Disney/ABC had tried to develop or acquire a new first-run show to replace Katie, including an attempt to steal Warner Bros.’ Ellen from NBC, but didn’t come up with anything it liked well enough to pursue.
The group is now turning its development thoughts to fall 2015. In October, Lisa Hackner — who has worked at Warner Bros.’ first-run development division, Telepictures, and at Universal — was named executive VP of daytime and syndicated programming for ABC Entertainment Group.
When news first broke in early 2011 that Couric was finally seriously interested in doing a daytime talker — something that NBC had tried to convince her to do before she became the anchor of the CBS Evening News in 2006 — CTD had been considered the front-runner. Ultimately, Couric’s salary requirements — said to be $20 million annually — brought an end to those negotiations and Couric headed to Disney/ABC.
Couric’s talk show never took off as hoped, and although the ratings were respectable in relationship to today’s daytime environment, the cost of the show and Couric’s dwindling interest in continuing sealed its fate. In November 2013, Couric was named global anchor of Yahoo news, for which she is reportedly earning $6 million a year. This week's interview with former mayor of New York Michael Bloomberg was her first official interview in that capacity.
Broadcasting & Cable Newsletter
The smarter way to stay on top of broadcasting and cable industry. Sign up below
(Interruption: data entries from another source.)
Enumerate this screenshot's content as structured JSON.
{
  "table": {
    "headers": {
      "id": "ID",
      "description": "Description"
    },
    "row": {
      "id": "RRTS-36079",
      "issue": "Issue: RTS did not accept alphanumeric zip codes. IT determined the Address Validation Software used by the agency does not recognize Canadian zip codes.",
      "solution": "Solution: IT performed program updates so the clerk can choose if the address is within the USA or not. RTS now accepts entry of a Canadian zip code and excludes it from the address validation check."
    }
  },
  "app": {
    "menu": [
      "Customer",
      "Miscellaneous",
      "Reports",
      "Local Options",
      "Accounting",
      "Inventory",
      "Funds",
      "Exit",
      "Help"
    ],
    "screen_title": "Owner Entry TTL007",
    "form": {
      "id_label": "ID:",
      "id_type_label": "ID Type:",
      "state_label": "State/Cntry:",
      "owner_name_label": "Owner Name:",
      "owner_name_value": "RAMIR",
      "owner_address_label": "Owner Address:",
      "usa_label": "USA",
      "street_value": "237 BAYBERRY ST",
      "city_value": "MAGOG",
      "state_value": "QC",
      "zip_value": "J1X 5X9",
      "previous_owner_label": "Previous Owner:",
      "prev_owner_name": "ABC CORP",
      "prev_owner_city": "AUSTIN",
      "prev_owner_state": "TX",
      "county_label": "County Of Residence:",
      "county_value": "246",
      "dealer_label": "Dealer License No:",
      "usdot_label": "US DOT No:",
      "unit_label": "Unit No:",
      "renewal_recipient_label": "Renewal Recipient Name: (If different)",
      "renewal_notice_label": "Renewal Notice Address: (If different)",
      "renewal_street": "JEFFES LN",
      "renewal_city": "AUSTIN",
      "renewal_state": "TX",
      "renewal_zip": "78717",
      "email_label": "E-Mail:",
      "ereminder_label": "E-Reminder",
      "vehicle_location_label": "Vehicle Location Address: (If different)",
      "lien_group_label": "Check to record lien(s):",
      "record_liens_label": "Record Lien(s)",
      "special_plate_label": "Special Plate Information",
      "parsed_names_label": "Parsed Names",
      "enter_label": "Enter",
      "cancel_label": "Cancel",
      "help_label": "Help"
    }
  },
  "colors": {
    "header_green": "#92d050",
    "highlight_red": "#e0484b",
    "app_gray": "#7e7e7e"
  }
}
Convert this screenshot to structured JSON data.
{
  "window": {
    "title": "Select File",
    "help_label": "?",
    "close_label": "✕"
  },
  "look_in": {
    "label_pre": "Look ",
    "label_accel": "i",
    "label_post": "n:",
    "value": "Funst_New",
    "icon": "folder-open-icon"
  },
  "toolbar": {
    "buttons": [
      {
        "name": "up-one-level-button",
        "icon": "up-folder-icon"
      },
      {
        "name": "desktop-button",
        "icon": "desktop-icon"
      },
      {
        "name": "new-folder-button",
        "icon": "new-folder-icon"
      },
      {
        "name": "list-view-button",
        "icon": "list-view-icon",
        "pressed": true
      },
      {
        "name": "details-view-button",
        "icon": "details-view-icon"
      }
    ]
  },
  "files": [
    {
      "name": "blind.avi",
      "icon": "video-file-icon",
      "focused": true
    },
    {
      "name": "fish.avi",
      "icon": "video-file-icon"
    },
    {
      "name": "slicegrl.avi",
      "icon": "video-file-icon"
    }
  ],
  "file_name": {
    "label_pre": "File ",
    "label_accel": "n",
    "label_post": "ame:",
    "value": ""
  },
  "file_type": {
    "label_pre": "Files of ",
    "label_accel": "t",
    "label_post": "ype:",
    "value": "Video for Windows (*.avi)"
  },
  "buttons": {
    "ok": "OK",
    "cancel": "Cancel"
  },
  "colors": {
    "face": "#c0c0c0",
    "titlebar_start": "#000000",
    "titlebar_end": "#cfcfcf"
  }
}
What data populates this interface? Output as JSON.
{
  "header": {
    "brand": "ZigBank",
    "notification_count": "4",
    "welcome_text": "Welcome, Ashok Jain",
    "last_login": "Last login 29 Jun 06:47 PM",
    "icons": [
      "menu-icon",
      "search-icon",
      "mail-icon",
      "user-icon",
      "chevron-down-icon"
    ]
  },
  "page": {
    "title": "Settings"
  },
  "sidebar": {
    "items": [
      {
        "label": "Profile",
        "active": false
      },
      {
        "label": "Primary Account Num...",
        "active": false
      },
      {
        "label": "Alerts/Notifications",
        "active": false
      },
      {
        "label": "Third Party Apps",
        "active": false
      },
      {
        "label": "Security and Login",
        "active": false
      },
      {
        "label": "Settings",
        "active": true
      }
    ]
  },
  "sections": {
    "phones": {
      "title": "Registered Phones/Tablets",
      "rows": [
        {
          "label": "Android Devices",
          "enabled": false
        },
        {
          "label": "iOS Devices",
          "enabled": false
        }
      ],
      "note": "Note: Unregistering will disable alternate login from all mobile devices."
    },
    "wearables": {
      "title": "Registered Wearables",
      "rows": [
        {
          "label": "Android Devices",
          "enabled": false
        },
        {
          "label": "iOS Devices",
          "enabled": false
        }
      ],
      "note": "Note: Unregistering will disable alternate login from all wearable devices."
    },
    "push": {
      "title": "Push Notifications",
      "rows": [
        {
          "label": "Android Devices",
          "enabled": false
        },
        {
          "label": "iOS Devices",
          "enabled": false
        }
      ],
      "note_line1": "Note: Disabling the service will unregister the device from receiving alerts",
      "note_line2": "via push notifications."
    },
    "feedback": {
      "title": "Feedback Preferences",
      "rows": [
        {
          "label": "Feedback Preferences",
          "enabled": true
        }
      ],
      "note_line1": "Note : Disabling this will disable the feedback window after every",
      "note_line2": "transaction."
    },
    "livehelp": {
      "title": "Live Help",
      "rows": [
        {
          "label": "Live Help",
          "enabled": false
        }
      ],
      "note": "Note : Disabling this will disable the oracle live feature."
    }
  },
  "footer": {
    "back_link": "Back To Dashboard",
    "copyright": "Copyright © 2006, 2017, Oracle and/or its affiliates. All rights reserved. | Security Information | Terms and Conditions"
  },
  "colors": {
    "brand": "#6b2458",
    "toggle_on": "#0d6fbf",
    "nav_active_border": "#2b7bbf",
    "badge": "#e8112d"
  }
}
Contributing editor Paige Albiniak has been covering the business of television for nearly 25 years. She is a longtime contributor to Next TV, Broadcasting + Cable and Multichannel News. She concurrently serves as editorial director for entertainment marketing association Promax. She has written for such publications as TVNewsCheck, The New York Post, Variety, CBS Watch and more. Albiniak was B+C’s Los Angeles bureau chief from September 2002 to 2004, and an associate editor covering Congress and lobbying for the magazine in Washington, D.C., from January 1997-September 2002.